The new gal could use work, but right now I'm too excited about how much better she looks than the old version to care about all the little details that need fixing.

I've also decided she has a "7" tattooed behind her ear. You know, for funsies.

This Week's Read: Avatar: The Last Airbender, The Art of The Animated Series

This week's read isn't a comic or a graphic novel (gasp!), but I think it's necessary.

If for some insane reason you haven't watched the show Avatar: The Last Airbender, GO WATCH IT. The massive cult following exists for good reason. For the rest of you, this book is a fantastic companion. The book takes the reader through Mike DiMartino and Bryan Konietzko's entire process (as much as they can fit into 183 pages, anyway). With early to late stage character designs, background sketches, storyboards, fight sequence layouts from the martial arts masters who choreographed them, and a plethora of other goodies, this book kept my nose stuck in the pages for a full day and a half.

It's beautiful! Beautiful, and inspiring.

Go read.

This Week's Read: Punk Rock Jesus

In the future, the world goes on an American Idol-type quest to find the perfect young woman to represent a modern version of Jesus Christ's mother, Mary. She will then be impregnated with a clone of Jesus, whose DNA was lifted off the Shroud of Turin. All of this will be turned into a reality show.
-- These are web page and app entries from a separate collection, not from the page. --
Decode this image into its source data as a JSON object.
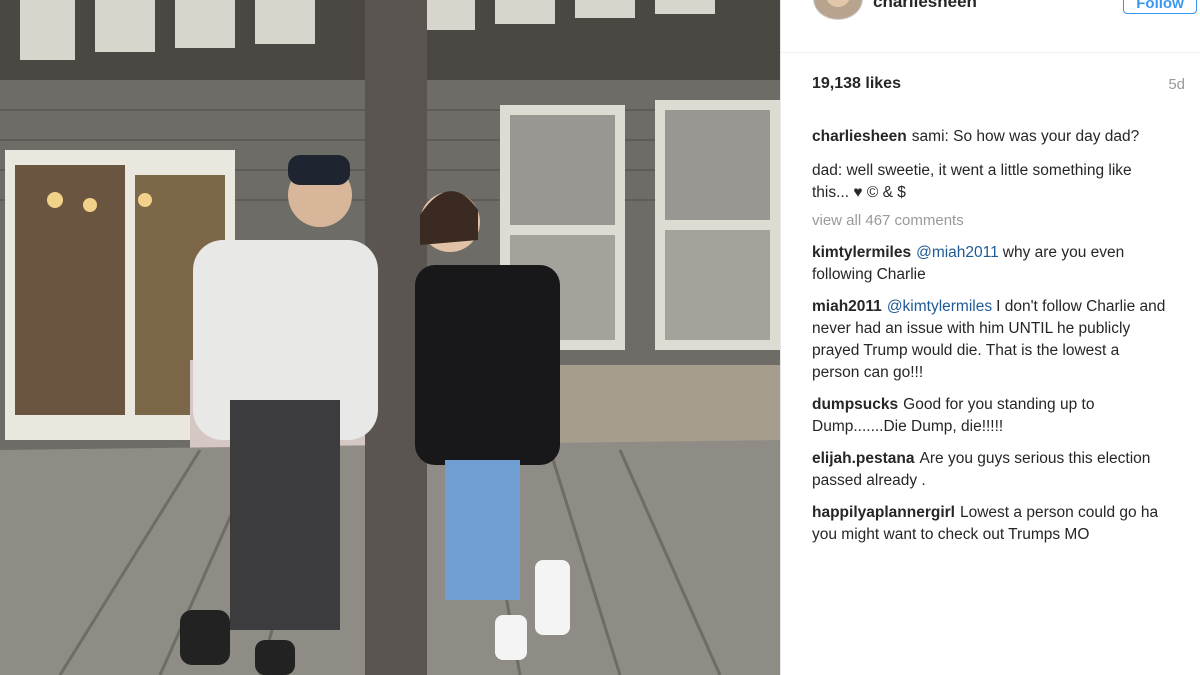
{
  "post": {
    "username": "charliesheen",
    "follow_label": "Follow",
    "likes": "19,138 likes",
    "age": "5d",
    "caption": {
      "username": "charliesheen",
      "line1": "sami: So how was your day dad?",
      "line2": "dad: well sweetie, it went  a little something like  this... ♥ © & $"
    },
    "view_all": "view all 467 comments",
    "comments": [
      {
        "username": "kimtylermiles",
        "mention": "@miah2011",
        "text": "why are you even following Charlie"
      },
      {
        "username": "miah2011",
        "mention": "@kimtylermiles",
        "text": "I don't follow Charlie and never had an issue with him UNTIL he publicly prayed Trump would die. That is the lowest a person can go!!!"
      },
      {
        "username": "dumpsucks",
        "mention": "",
        "text": "Good for you standing up to Dump.......Die Dump, die!!!!!"
      },
      {
        "username": "elijah.pestana",
        "mention": "",
        "text": "Are you guys serious this election passed already ."
      },
      {
        "username": "happilyaplannergirl",
        "mention": "",
        "text": "Lowest a person could go ha you might want to check out Trumps MO"
      }
    ]
  },
  "icons": {
    "avatar": "profile-avatar",
    "photo": "post-photo"
  },
  "colors": {
    "link": "#3897f0",
    "mention": "#1f5a96",
    "muted": "#999999",
    "text": "#262626"
  }
}
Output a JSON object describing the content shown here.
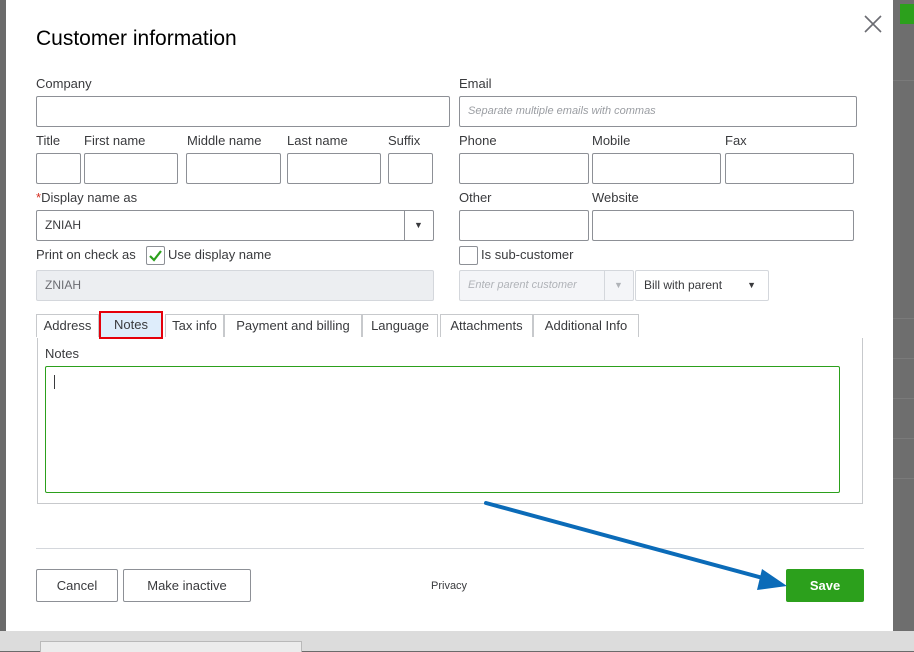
{
  "dialog": {
    "title": "Customer information",
    "close_icon": "close-icon"
  },
  "fields": {
    "company_label": "Company",
    "email_label": "Email",
    "email_placeholder": "Separate multiple emails with commas",
    "title_label": "Title",
    "first_name_label": "First name",
    "middle_name_label": "Middle name",
    "last_name_label": "Last name",
    "suffix_label": "Suffix",
    "phone_label": "Phone",
    "mobile_label": "Mobile",
    "fax_label": "Fax",
    "display_name_required": "*",
    "display_name_label": "Display name as",
    "display_name_value": "ZNIAH",
    "other_label": "Other",
    "website_label": "Website",
    "print_on_check_label": "Print on check as",
    "use_display_name_label": "Use display name",
    "use_display_name_checked": true,
    "print_on_check_value": "ZNIAH",
    "sub_customer_label": "Is sub-customer",
    "sub_customer_checked": false,
    "parent_customer_placeholder": "Enter parent customer",
    "bill_with_parent_value": "Bill with parent"
  },
  "tabs": [
    {
      "label": "Address",
      "active": false
    },
    {
      "label": "Notes",
      "active": true
    },
    {
      "label": "Tax info",
      "active": false
    },
    {
      "label": "Payment and billing",
      "active": false
    },
    {
      "label": "Language",
      "active": false
    },
    {
      "label": "Attachments",
      "active": false
    },
    {
      "label": "Additional Info",
      "active": false
    }
  ],
  "notes": {
    "label": "Notes",
    "value": ""
  },
  "footer": {
    "cancel_label": "Cancel",
    "make_inactive_label": "Make inactive",
    "privacy_label": "Privacy",
    "save_label": "Save"
  },
  "colors": {
    "accent_green": "#2ca01c",
    "highlight_red": "#e5000b",
    "annotation_arrow": "#0b6bb8"
  }
}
If all that sounds insane, you haven't read Punk Rock Jesus. Sean Murphy (Joe The Barbarian, Hellblazer) somehow makes this story seem plausible. From the search for "Mary," to altering Jesus' DNA slightly so he has blonde hair and blue eyes (because a traditionally Jewish-looking Jesus would kill ratings, apparently), to the moment when "Chris" - Jesus 2 - discovers punk rock music as a teenager and rebels against his brainwashed upbringing, Punk Rock Jesus never fully steps into the bounds of the outrageous.

It does get pretty sacrilegious at a certain point, so if you're extremely offended by that sort of thing, I'd pass on this one. Murphy is very clearly an atheist, and it shines through. He doesn't denounce faith with this GN as much as he denounces organized religion, but he doesn't seem to have a very open view on faith, either. Even "Chris" himself denounces his followers. Christian groups in the book form new denominations; some hail Chris as the second coming of Christ, and others call him a charlatan. Meanwhile, all Chris wants to do is be the angsty teenager that he is and rock out.

PRJ is fun, interesting, and a little nuts. It's "suggested for mature readers," so use your own discretion.

Go read.